#### [Data for review]
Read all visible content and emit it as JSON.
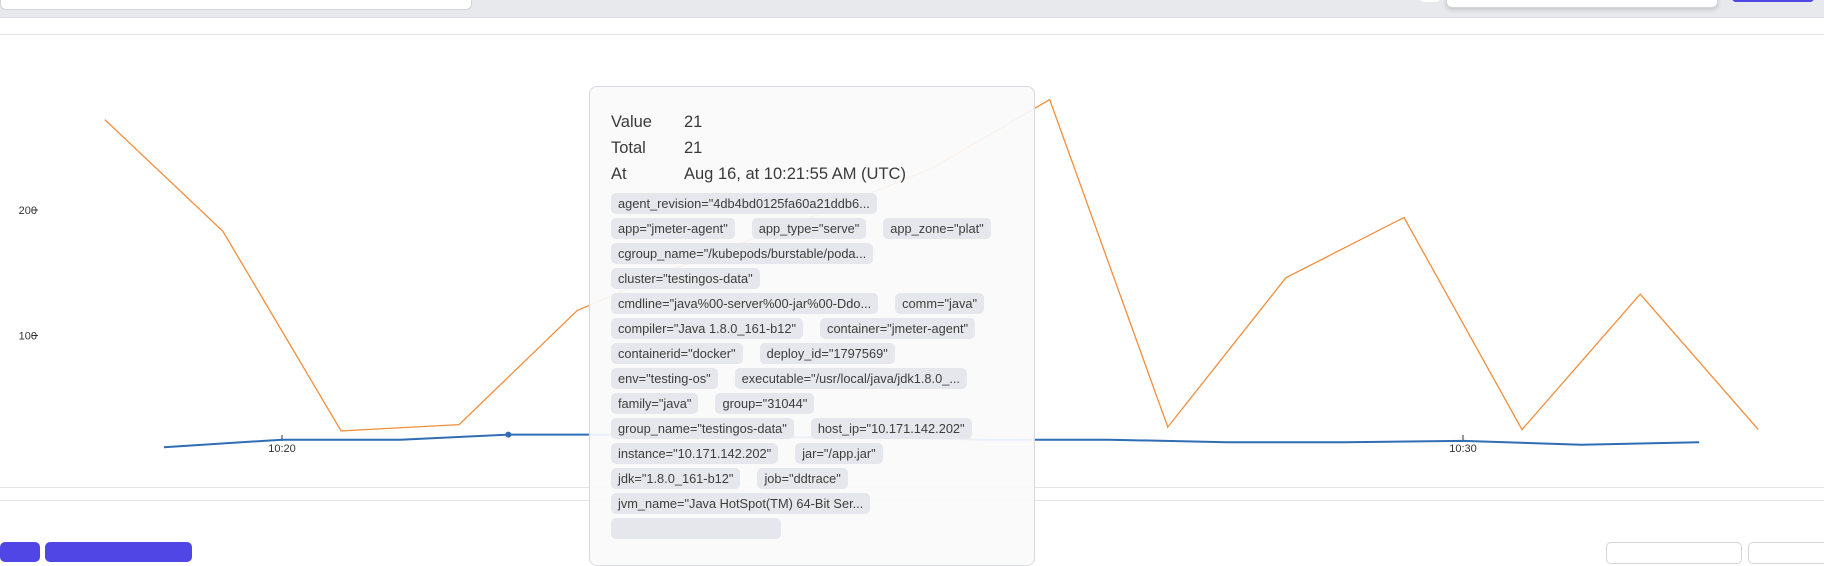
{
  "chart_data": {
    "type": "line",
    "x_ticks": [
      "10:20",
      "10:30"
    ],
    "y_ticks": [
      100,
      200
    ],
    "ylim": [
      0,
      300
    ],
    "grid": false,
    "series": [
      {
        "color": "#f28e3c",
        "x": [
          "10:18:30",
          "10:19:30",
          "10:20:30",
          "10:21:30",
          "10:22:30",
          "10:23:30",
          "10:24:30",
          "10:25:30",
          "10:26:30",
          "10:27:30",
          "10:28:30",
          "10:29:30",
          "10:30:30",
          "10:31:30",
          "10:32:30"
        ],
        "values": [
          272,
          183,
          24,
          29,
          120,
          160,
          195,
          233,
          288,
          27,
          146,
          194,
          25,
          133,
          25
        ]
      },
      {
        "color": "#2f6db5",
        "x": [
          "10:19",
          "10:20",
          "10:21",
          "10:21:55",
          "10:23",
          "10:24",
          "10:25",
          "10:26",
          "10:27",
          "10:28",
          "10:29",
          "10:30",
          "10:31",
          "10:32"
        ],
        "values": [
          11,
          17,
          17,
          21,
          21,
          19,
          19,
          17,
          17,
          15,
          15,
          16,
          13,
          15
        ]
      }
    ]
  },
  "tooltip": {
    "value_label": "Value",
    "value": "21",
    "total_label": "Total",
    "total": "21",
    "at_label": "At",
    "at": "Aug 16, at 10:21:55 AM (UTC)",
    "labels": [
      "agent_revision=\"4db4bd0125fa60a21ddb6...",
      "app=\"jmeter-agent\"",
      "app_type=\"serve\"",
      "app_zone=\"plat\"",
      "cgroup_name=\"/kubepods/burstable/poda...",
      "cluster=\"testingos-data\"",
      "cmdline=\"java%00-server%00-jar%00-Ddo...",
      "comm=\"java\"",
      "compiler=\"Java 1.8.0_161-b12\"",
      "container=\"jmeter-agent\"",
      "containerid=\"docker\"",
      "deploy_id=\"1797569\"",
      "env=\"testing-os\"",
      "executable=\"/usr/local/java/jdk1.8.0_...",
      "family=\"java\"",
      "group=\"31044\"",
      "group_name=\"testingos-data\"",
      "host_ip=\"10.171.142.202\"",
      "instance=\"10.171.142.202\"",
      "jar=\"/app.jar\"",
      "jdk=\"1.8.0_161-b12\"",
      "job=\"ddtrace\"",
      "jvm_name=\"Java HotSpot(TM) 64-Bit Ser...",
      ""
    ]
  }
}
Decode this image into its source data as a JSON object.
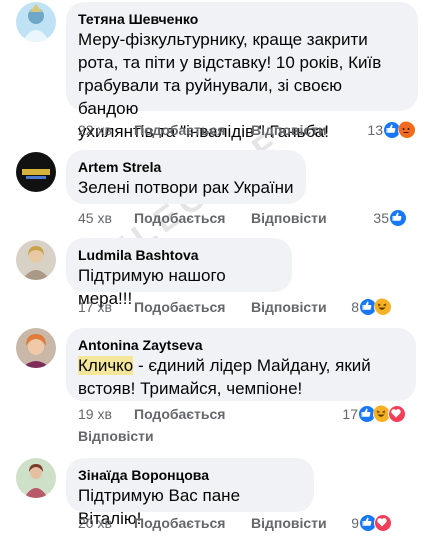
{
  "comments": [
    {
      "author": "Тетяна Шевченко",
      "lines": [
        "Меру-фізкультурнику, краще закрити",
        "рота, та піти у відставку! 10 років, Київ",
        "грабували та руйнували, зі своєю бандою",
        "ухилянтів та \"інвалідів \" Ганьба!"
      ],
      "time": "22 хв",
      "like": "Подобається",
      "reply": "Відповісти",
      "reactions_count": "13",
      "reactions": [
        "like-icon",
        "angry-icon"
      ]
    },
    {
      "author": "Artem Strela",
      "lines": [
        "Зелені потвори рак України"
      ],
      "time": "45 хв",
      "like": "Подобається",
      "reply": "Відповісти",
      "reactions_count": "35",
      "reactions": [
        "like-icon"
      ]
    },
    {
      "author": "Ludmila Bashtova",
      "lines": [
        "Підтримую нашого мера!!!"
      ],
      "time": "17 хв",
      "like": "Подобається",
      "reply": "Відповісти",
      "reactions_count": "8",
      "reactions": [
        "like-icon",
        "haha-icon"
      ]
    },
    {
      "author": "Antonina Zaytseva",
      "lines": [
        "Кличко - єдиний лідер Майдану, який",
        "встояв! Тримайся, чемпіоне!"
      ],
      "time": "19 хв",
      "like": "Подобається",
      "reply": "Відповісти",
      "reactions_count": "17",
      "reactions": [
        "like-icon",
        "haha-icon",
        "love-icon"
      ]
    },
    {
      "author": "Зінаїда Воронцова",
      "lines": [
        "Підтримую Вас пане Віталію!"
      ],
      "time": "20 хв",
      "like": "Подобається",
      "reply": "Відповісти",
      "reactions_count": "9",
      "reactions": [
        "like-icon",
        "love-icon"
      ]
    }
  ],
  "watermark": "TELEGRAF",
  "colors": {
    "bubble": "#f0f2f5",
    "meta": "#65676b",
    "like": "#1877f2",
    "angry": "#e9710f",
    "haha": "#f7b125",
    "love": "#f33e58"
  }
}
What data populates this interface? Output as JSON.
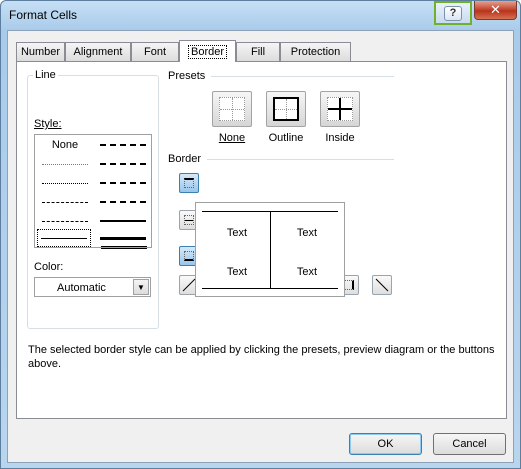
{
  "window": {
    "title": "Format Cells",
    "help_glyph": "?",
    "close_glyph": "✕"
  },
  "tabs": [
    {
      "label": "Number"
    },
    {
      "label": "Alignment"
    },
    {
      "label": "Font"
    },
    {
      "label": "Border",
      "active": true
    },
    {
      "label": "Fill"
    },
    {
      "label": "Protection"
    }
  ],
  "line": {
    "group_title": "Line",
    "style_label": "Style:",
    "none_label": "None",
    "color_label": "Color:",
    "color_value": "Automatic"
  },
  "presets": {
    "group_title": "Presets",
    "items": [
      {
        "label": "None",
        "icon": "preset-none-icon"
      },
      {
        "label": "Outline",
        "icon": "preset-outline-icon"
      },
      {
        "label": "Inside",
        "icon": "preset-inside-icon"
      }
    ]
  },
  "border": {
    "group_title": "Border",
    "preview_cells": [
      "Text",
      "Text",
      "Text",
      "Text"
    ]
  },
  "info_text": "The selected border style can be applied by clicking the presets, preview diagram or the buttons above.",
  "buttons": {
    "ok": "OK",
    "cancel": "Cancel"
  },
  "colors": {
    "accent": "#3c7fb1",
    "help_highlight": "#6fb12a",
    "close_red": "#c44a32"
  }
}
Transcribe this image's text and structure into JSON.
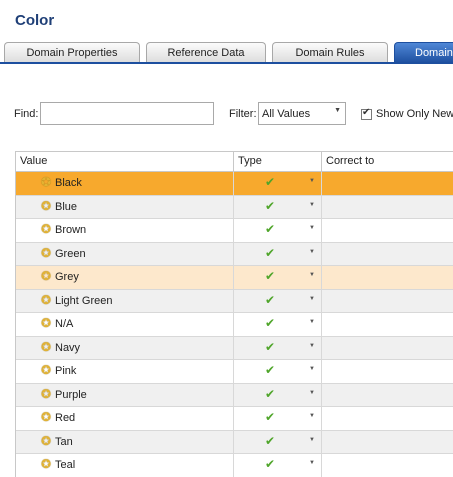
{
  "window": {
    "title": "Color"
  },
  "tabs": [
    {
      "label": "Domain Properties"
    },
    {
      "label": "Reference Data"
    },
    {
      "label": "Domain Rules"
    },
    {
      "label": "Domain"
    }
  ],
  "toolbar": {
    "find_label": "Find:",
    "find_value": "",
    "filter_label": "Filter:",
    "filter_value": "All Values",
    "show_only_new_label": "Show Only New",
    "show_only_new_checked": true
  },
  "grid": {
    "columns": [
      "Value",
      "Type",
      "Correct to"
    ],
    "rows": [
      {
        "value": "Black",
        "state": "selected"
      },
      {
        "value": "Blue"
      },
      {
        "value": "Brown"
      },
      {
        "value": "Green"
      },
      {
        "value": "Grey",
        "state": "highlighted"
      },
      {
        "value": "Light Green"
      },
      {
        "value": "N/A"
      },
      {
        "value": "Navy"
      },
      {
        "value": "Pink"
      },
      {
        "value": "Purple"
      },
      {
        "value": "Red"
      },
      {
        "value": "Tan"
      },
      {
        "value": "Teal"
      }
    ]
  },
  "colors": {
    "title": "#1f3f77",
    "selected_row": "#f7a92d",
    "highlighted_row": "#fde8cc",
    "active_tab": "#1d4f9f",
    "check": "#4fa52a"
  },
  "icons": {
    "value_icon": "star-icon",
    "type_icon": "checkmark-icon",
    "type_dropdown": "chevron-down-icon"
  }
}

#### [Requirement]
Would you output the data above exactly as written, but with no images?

#### [Exercise solution]
Read all visible content and emit it as JSON.
{
  "chart_data": {
    "type": "line",
    "x_ticks": [
      "10:20",
      "10:30"
    ],
    "y_ticks": [
      100,
      200
    ],
    "ylim": [
      0,
      300
    ],
    "grid": false,
    "series": [
      {
        "color": "#f28e3c",
        "x": [
          "10:18:30",
          "10:19:30",
          "10:20:30",
          "10:21:30",
          "10:22:30",
          "10:23:30",
          "10:24:30",
          "10:25:30",
          "10:26:30",
          "10:27:30",
          "10:28:30",
          "10:29:30",
          "10:30:30",
          "10:31:30",
          "10:32:30"
        ],
        "values": [
          272,
          183,
          24,
          29,
          120,
          160,
          195,
          233,
          288,
          27,
          146,
          194,
          25,
          133,
          25
        ]
      },
      {
        "color": "#2f6db5",
        "x": [
          "10:19",
          "10:20",
          "10:21",
          "10:21:55",
          "10:23",
          "10:24",
          "10:25",
          "10:26",
          "10:27",
          "10:28",
          "10:29",
          "10:30",
          "10:31",
          "10:32"
        ],
        "values": [
          11,
          17,
          17,
          21,
          21,
          19,
          19,
          17,
          17,
          15,
          15,
          16,
          13,
          15
        ]
      }
    ]
  },
  "tooltip": {
    "value_label": "Value",
    "value": "21",
    "total_label": "Total",
    "total": "21",
    "at_label": "At",
    "at": "Aug 16, at 10:21:55 AM (UTC)",
    "labels": [
      "agent_revision=\"4db4bd0125fa60a21ddb6...",
      "app=\"jmeter-agent\"",
      "app_type=\"serve\"",
      "app_zone=\"plat\"",
      "cgroup_name=\"/kubepods/burstable/poda...",
      "cluster=\"testingos-data\"",
      "cmdline=\"java%00-server%00-jar%00-Ddo...",
      "comm=\"java\"",
      "compiler=\"Java 1.8.0_161-b12\"",
      "container=\"jmeter-agent\"",
      "containerid=\"docker\"",
      "deploy_id=\"1797569\"",
      "env=\"testing-os\"",
      "executable=\"/usr/local/java/jdk1.8.0_...",
      "family=\"java\"",
      "group=\"31044\"",
      "group_name=\"testingos-data\"",
      "host_ip=\"10.171.142.202\"",
      "instance=\"10.171.142.202\"",
      "jar=\"/app.jar\"",
      "jdk=\"1.8.0_161-b12\"",
      "job=\"ddtrace\"",
      "jvm_name=\"Java HotSpot(TM) 64-Bit Ser...",
      ""
    ]
  }
}
Decode this image into its source data as a JSON object.
{
  "comments": [
    {
      "author": "Тетяна Шевченко",
      "lines": [
        "Меру-фізкультурнику, краще закрити",
        "рота, та піти у відставку! 10 років, Київ",
        "грабували та руйнували, зі своєю бандою",
        "ухилянтів та \"інвалідів \" Ганьба!"
      ],
      "time": "22 хв",
      "like": "Подобається",
      "reply": "Відповісти",
      "reactions_count": "13",
      "reactions": [
        "like-icon",
        "angry-icon"
      ]
    },
    {
      "author": "Artem Strela",
      "lines": [
        "Зелені потвори рак України"
      ],
      "time": "45 хв",
      "like": "Подобається",
      "reply": "Відповісти",
      "reactions_count": "35",
      "reactions": [
        "like-icon"
      ]
    },
    {
      "author": "Ludmila Bashtova",
      "lines": [
        "Підтримую нашого мера!!!"
      ],
      "time": "17 хв",
      "like": "Подобається",
      "reply": "Відповісти",
      "reactions_count": "8",
      "reactions": [
        "like-icon",
        "haha-icon"
      ]
    },
    {
      "author": "Antonina Zaytseva",
      "lines": [
        "Кличко - єдиний лідер Майдану, який",
        "встояв! Тримайся, чемпіоне!"
      ],
      "time": "19 хв",
      "like": "Подобається",
      "reply": "Відповісти",
      "reactions_count": "17",
      "reactions": [
        "like-icon",
        "haha-icon",
        "love-icon"
      ]
    },
    {
      "author": "Зінаїда Воронцова",
      "lines": [
        "Підтримую Вас пане Віталію!"
      ],
      "time": "20 хв",
      "like": "Подобається",
      "reply": "Відповісти",
      "reactions_count": "9",
      "reactions": [
        "like-icon",
        "love-icon"
      ]
    }
  ],
  "watermark": "TELEGRAF",
  "colors": {
    "bubble": "#f0f2f5",
    "meta": "#65676b",
    "like": "#1877f2",
    "angry": "#e9710f",
    "haha": "#f7b125",
    "love": "#f33e58"
  }
}
What data populates this interface? Output as JSON.
{
  "window": {
    "title": "Format Cells",
    "help_glyph": "?",
    "close_glyph": "✕"
  },
  "tabs": [
    {
      "label": "Number"
    },
    {
      "label": "Alignment"
    },
    {
      "label": "Font"
    },
    {
      "label": "Border",
      "active": true
    },
    {
      "label": "Fill"
    },
    {
      "label": "Protection"
    }
  ],
  "line": {
    "group_title": "Line",
    "style_label": "Style:",
    "none_label": "None",
    "color_label": "Color:",
    "color_value": "Automatic"
  },
  "presets": {
    "group_title": "Presets",
    "items": [
      {
        "label": "None",
        "icon": "preset-none-icon"
      },
      {
        "label": "Outline",
        "icon": "preset-outline-icon"
      },
      {
        "label": "Inside",
        "icon": "preset-inside-icon"
      }
    ]
  },
  "border": {
    "group_title": "Border",
    "preview_cells": [
      "Text",
      "Text",
      "Text",
      "Text"
    ]
  },
  "info_text": "The selected border style can be applied by clicking the presets, preview diagram or the buttons above.",
  "buttons": {
    "ok": "OK",
    "cancel": "Cancel"
  },
  "colors": {
    "accent": "#3c7fb1",
    "help_highlight": "#6fb12a",
    "close_red": "#c44a32"
  }
}
Transcribe this image's text and structure into JSON.
{
  "window": {
    "title": "Color"
  },
  "tabs": [
    {
      "label": "Domain Properties"
    },
    {
      "label": "Reference Data"
    },
    {
      "label": "Domain Rules"
    },
    {
      "label": "Domain"
    }
  ],
  "toolbar": {
    "find_label": "Find:",
    "find_value": "",
    "filter_label": "Filter:",
    "filter_value": "All Values",
    "show_only_new_label": "Show Only New",
    "show_only_new_checked": true
  },
  "grid": {
    "columns": [
      "Value",
      "Type",
      "Correct to"
    ],
    "rows": [
      {
        "value": "Black",
        "state": "selected"
      },
      {
        "value": "Blue"
      },
      {
        "value": "Brown"
      },
      {
        "value": "Green"
      },
      {
        "value": "Grey",
        "state": "highlighted"
      },
      {
        "value": "Light Green"
      },
      {
        "value": "N/A"
      },
      {
        "value": "Navy"
      },
      {
        "value": "Pink"
      },
      {
        "value": "Purple"
      },
      {
        "value": "Red"
      },
      {
        "value": "Tan"
      },
      {
        "value": "Teal"
      }
    ]
  },
  "colors": {
    "title": "#1f3f77",
    "selected_row": "#f7a92d",
    "highlighted_row": "#fde8cc",
    "active_tab": "#1d4f9f",
    "check": "#4fa52a"
  },
  "icons": {
    "value_icon": "star-icon",
    "type_icon": "checkmark-icon",
    "type_dropdown": "chevron-down-icon"
  }
}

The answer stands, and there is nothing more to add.